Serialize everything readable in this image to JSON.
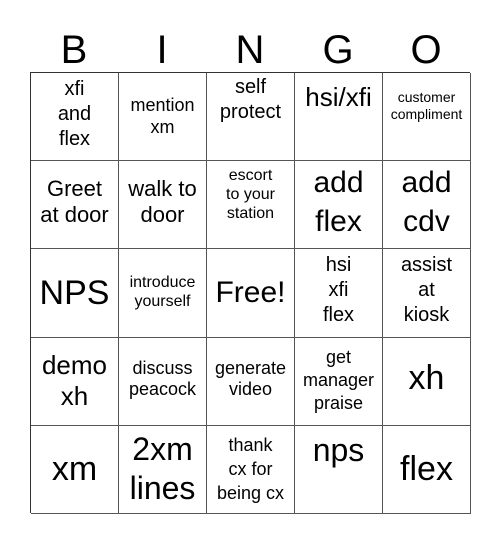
{
  "header": [
    "B",
    "I",
    "N",
    "G",
    "O"
  ],
  "cells": [
    [
      "xfi\nand\nflex",
      "mention\nxm",
      "self\nprotect",
      "hsi/xfi",
      "customer\ncompliment"
    ],
    [
      "Greet\nat door",
      "walk to\ndoor",
      "escort\nto your\nstation",
      "add\nflex",
      "add\ncdv"
    ],
    [
      "NPS",
      "introduce\nyourself",
      "Free!",
      "hsi\nxfi\nflex",
      "assist\nat\nkiosk"
    ],
    [
      "demo\nxh",
      "discuss\npeacock",
      "generate\nvideo",
      "get\nmanager\npraise",
      "xh"
    ],
    [
      "xm",
      "2xm\nlines",
      "thank\ncx for\nbeing cx",
      "nps",
      "flex"
    ]
  ]
}
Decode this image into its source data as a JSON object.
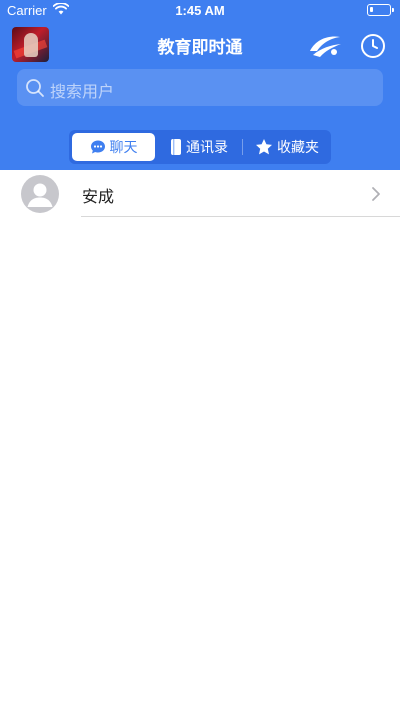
{
  "status_bar": {
    "carrier": "Carrier",
    "time": "1:45 AM",
    "battery_level": 0.15
  },
  "header": {
    "title": "教育即时通",
    "logo_icon": "swoosh-logo-icon",
    "clock_icon": "clock-icon",
    "background_color": "#3f7ff0"
  },
  "search": {
    "placeholder": "搜索用户"
  },
  "tabs": [
    {
      "label": "聊天",
      "icon": "chat-bubble-icon",
      "selected": true
    },
    {
      "label": "通讯录",
      "icon": "address-book-icon",
      "selected": false
    },
    {
      "label": "收藏夹",
      "icon": "star-icon",
      "selected": false
    }
  ],
  "contacts": [
    {
      "name": "安成",
      "avatar": "default-person-avatar"
    }
  ]
}
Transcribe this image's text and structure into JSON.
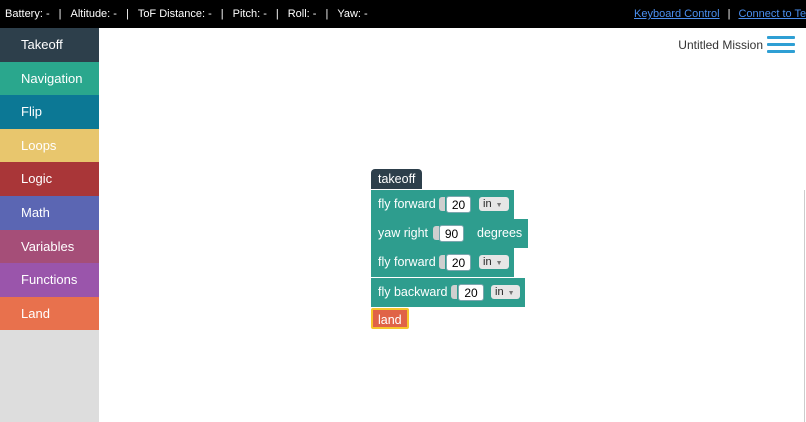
{
  "topbar": {
    "stats": [
      "Battery: -",
      "Altitude: -",
      "ToF Distance: -",
      "Pitch: -",
      "Roll: -",
      "Yaw: -"
    ],
    "separator": "|",
    "keyboard_control": "Keyboard Control",
    "connect_to": "Connect to Tello"
  },
  "sidebar": {
    "categories": [
      {
        "label": "Takeoff",
        "color": "#2d3f4b"
      },
      {
        "label": "Navigation",
        "color": "#2aa78d"
      },
      {
        "label": "Flip",
        "color": "#0c7895"
      },
      {
        "label": "Loops",
        "color": "#e8c66d"
      },
      {
        "label": "Logic",
        "color": "#a93638"
      },
      {
        "label": "Math",
        "color": "#5b66b3"
      },
      {
        "label": "Variables",
        "color": "#a54e78"
      },
      {
        "label": "Functions",
        "color": "#9a55ab"
      },
      {
        "label": "Land",
        "color": "#e8714d"
      }
    ]
  },
  "header": {
    "mission_title": "Untitled Mission"
  },
  "blocks": {
    "takeoff": "takeoff",
    "fly_forward_1": {
      "label": "fly forward",
      "value": "20",
      "unit": "in"
    },
    "yaw_right": {
      "label": "yaw right",
      "value": "90",
      "suffix": "degrees"
    },
    "fly_forward_2": {
      "label": "fly forward",
      "value": "20",
      "unit": "in"
    },
    "fly_backward": {
      "label": "fly backward",
      "value": "20",
      "unit": "in"
    },
    "land": "land"
  }
}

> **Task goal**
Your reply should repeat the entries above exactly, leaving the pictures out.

> **Written solution**
Serialize everything readable in this image to JSON.
{
  "header": [
    "B",
    "I",
    "N",
    "G",
    "O"
  ],
  "cells": [
    [
      "xfi\nand\nflex",
      "mention\nxm",
      "self\nprotect",
      "hsi/xfi",
      "customer\ncompliment"
    ],
    [
      "Greet\nat door",
      "walk to\ndoor",
      "escort\nto your\nstation",
      "add\nflex",
      "add\ncdv"
    ],
    [
      "NPS",
      "introduce\nyourself",
      "Free!",
      "hsi\nxfi\nflex",
      "assist\nat\nkiosk"
    ],
    [
      "demo\nxh",
      "discuss\npeacock",
      "generate\nvideo",
      "get\nmanager\npraise",
      "xh"
    ],
    [
      "xm",
      "2xm\nlines",
      "thank\ncx for\nbeing cx",
      "nps",
      "flex"
    ]
  ]
}
Decode this image into its source data as a JSON object.
{
  "status_bar": {
    "carrier": "Carrier",
    "time": "1:45 AM",
    "battery_level": 0.15
  },
  "header": {
    "title": "教育即时通",
    "logo_icon": "swoosh-logo-icon",
    "clock_icon": "clock-icon",
    "background_color": "#3f7ff0"
  },
  "search": {
    "placeholder": "搜索用户"
  },
  "tabs": [
    {
      "label": "聊天",
      "icon": "chat-bubble-icon",
      "selected": true
    },
    {
      "label": "通讯录",
      "icon": "address-book-icon",
      "selected": false
    },
    {
      "label": "收藏夹",
      "icon": "star-icon",
      "selected": false
    }
  ],
  "contacts": [
    {
      "name": "安成",
      "avatar": "default-person-avatar"
    }
  ]
}
Transcribe this image's text and structure into JSON.
{
  "topbar": {
    "stats": [
      "Battery: -",
      "Altitude: -",
      "ToF Distance: -",
      "Pitch: -",
      "Roll: -",
      "Yaw: -"
    ],
    "separator": "|",
    "keyboard_control": "Keyboard Control",
    "connect_to": "Connect to Tello"
  },
  "sidebar": {
    "categories": [
      {
        "label": "Takeoff",
        "color": "#2d3f4b"
      },
      {
        "label": "Navigation",
        "color": "#2aa78d"
      },
      {
        "label": "Flip",
        "color": "#0c7895"
      },
      {
        "label": "Loops",
        "color": "#e8c66d"
      },
      {
        "label": "Logic",
        "color": "#a93638"
      },
      {
        "label": "Math",
        "color": "#5b66b3"
      },
      {
        "label": "Variables",
        "color": "#a54e78"
      },
      {
        "label": "Functions",
        "color": "#9a55ab"
      },
      {
        "label": "Land",
        "color": "#e8714d"
      }
    ]
  },
  "header": {
    "mission_title": "Untitled Mission"
  },
  "blocks": {
    "takeoff": "takeoff",
    "fly_forward_1": {
      "label": "fly forward",
      "value": "20",
      "unit": "in"
    },
    "yaw_right": {
      "label": "yaw right",
      "value": "90",
      "suffix": "degrees"
    },
    "fly_forward_2": {
      "label": "fly forward",
      "value": "20",
      "unit": "in"
    },
    "fly_backward": {
      "label": "fly backward",
      "value": "20",
      "unit": "in"
    },
    "land": "land"
  }
}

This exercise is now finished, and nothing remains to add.